Muharrem Ince, who was the main opposition Republican People’s Party’s (CHP) presidential candidate in 2018, resigned on Feb. 8, following in the footsteps of three other parliamentarians. His critique of the CHP leadership was strongly worded and comprehensive.
Describing the main opposition party as a movement “devoid of respect for principles, values, bearing, merit and hard work,” Ince alleged that the CHP had ceased to be part of “Mustafa Kemal Atatürk’s legacy” and turned into “a mere sign.”
His decision to leave the party, he added, was about parting ways with “those who beg the United States for democracy, those who talk about Mustafa Kemal but not Mustafa Kemal Atatürk and those who refuse to hold a vote for minority whip” – along with “fake CHP supporters, defenders of Gülenists and pro-(George) Soros figures, those who fail to grasp the Blue Homeland and those who said that Turkey ‘unfortunately’ assisted Azerbaijan.”
The former CHP politician’s strong emphasis on the republic’s founder, in turn, equipped his remarks with the intensity and symbolism necessary to take a jab at the CHP’s identity and ideology.
Ince said that he decided to leave the main opposition party to save Atatürk’s legacy, “just like Atatürk himself left Istanbul.” Although he insists that he did criticize the government and did not divide the opposition, Ince’s resignation is about opposing the opposition.
Even if we assume that the opposition’s poor performance against the government was his point of departure, his new movement will inevitably compete with the CHP, the main opposition party, as its offshoot. In this regard, the decision by Ince and Mustafa Sarıgül, another former CHP member, to form their own parties promises to introduce Turkey to the phenomenon of opponents criticizing the opposition. Keeping in mind that the opposition runs on anti-Erdoğanism, the former presidential contender’s latest move is noteworthy.
The idea of finding a third way, distinct from the government and the opposition, however, is not new. Young political parties like Democracy and Progress (DEVA) and the Future Party (GP) also made similar claims initially.
In the face of mounting pressure from the CHP, the Good Party (IP) and the Peoples' Democratic Party (HDP), they ended up having to apologize for their past involvement with the ruling Justice and Development Party (AK Party).
In addition to defending their own actions, those politicians became the most vocal critics of the Turkish president.
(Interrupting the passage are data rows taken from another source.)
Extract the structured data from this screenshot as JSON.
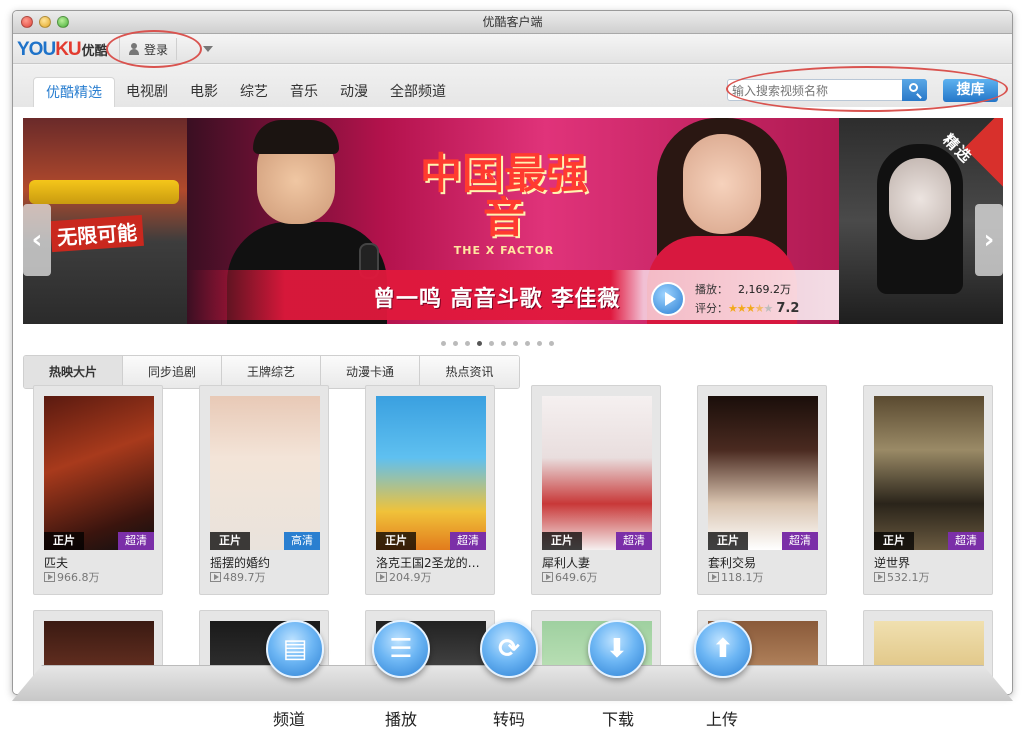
{
  "window": {
    "title": "优酷客户端"
  },
  "topbar": {
    "logo_text": "YOUKU",
    "logo_cn": "优酷",
    "login_label": "登录"
  },
  "nav": {
    "tabs": [
      {
        "label": "优酷精选",
        "active": true
      },
      {
        "label": "电视剧"
      },
      {
        "label": "电影"
      },
      {
        "label": "综艺"
      },
      {
        "label": "音乐"
      },
      {
        "label": "动漫"
      },
      {
        "label": "全部频道"
      }
    ],
    "search_placeholder": "输入搜索视频名称",
    "search_button": "搜库"
  },
  "banner": {
    "left_caption": "无限可能",
    "logo_big": "中国最强音",
    "logo_small": "THE X FACTOR",
    "slogan": "曾一鸣 高音斗歌 李佳薇",
    "play_label": "播放：",
    "play_value": "2,169.2万",
    "rating_label": "评分：",
    "rating_value": "7.2",
    "rating_stars": 3.5,
    "corner_tag": "精选",
    "dots_total": 10,
    "dots_active": 4
  },
  "subtabs": [
    {
      "label": "热映大片",
      "active": true
    },
    {
      "label": "同步追剧"
    },
    {
      "label": "王牌综艺"
    },
    {
      "label": "动漫卡通"
    },
    {
      "label": "热点资讯"
    }
  ],
  "movies": [
    {
      "title": "匹夫",
      "views": "966.8万",
      "type": "正片",
      "quality": "超清",
      "quality_color": "#7b2fa8"
    },
    {
      "title": "摇摆的婚约",
      "views": "489.7万",
      "type": "正片",
      "quality": "高清",
      "quality_color": "#2a7fd0"
    },
    {
      "title": "洛克王国2圣龙的…",
      "views": "204.9万",
      "type": "正片",
      "quality": "超清",
      "quality_color": "#7b2fa8"
    },
    {
      "title": "犀利人妻",
      "views": "649.6万",
      "type": "正片",
      "quality": "超清",
      "quality_color": "#7b2fa8"
    },
    {
      "title": "套利交易",
      "views": "118.1万",
      "type": "正片",
      "quality": "超清",
      "quality_color": "#7b2fa8"
    },
    {
      "title": "逆世界",
      "views": "532.1万",
      "type": "正片",
      "quality": "超清",
      "quality_color": "#7b2fa8"
    }
  ],
  "dock": [
    {
      "label": "频道",
      "icon": "film-icon"
    },
    {
      "label": "播放",
      "icon": "playlist-icon"
    },
    {
      "label": "转码",
      "icon": "convert-icon"
    },
    {
      "label": "下载",
      "icon": "download-icon"
    },
    {
      "label": "上传",
      "icon": "upload-icon"
    }
  ],
  "colors": {
    "accent": "#2b7fd0",
    "logo_blue": "#1f73c9",
    "logo_red": "#e33b2f",
    "annotation": "#d9534f"
  }
}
This explains their subordination to the CHP-dominated opposition bloc’s rhetoric. Since the fringe parties use the same talking points as the main opposition party, hardly anyone finds the CHP-like reactions of less popular movements to Erdoğan’s latest call for constitutional reform surprising.
As a former CHP official, Ince now seeks to find his own way – however challenging and contradictory.
On the one hand, he will tell CHP voters that he supports the "real" CHP. For that purpose, he will have to criticize Kemal Kılıçdaroğlu, the main opposition leader, and his entourage for a long time.
Ince will highlight all the mistakes committed by his old party to win over the CHP base, which has a tendency to vote strategically.
On the other hand, the former CHP heavyweight will emphasize his points of agreement and departure with the People’s Alliance. In other words, he will oppose the government and the opposition alike. Whether that task can be accomplished remains to be seen. But there are several contradictions he needs to address before doing so.
First of all, Ince announced that his party won’t join the People’s Alliance. Yet it is extremely difficult for him to join the Nation Alliance, provided that he parted ways with the CHP – its largest member. That’s what happened with the IP, which was born out of the Nationalist Movement Party (MHP), and the fringe parties that broke off the AK Party.
Secondly, since there are many political parties criticizing the government, anything Ince says about the main opposition party will inevitably attract more attention. He will also be accused of playing into Erdoğan’s hands for his steady critique of the CHP. If he bows to pressure and stops criticizing the CHP, his movement will be reduced to just another fringe party among opposition ranks.
Last but not least, Ince will have to work extra hard to be part of the same alliance as the CHP in the 2023 elections. It may not be enough for him to target the People’s Alliance and the CHP simultaneously either.
As such, the new parties formed by former CHP heavyweights Sarıgül and Ince may join an already fragmented opposition’s internal strife. At the same time, those parties may end up fighting over voters who are on the fence between the CHP and the IP, or the IP and DEVA.
A potential amendment to the election law, too, may change the fate of Turkey’s numerous fringe parties. So let’s get ready for some colorful days in domestic politics.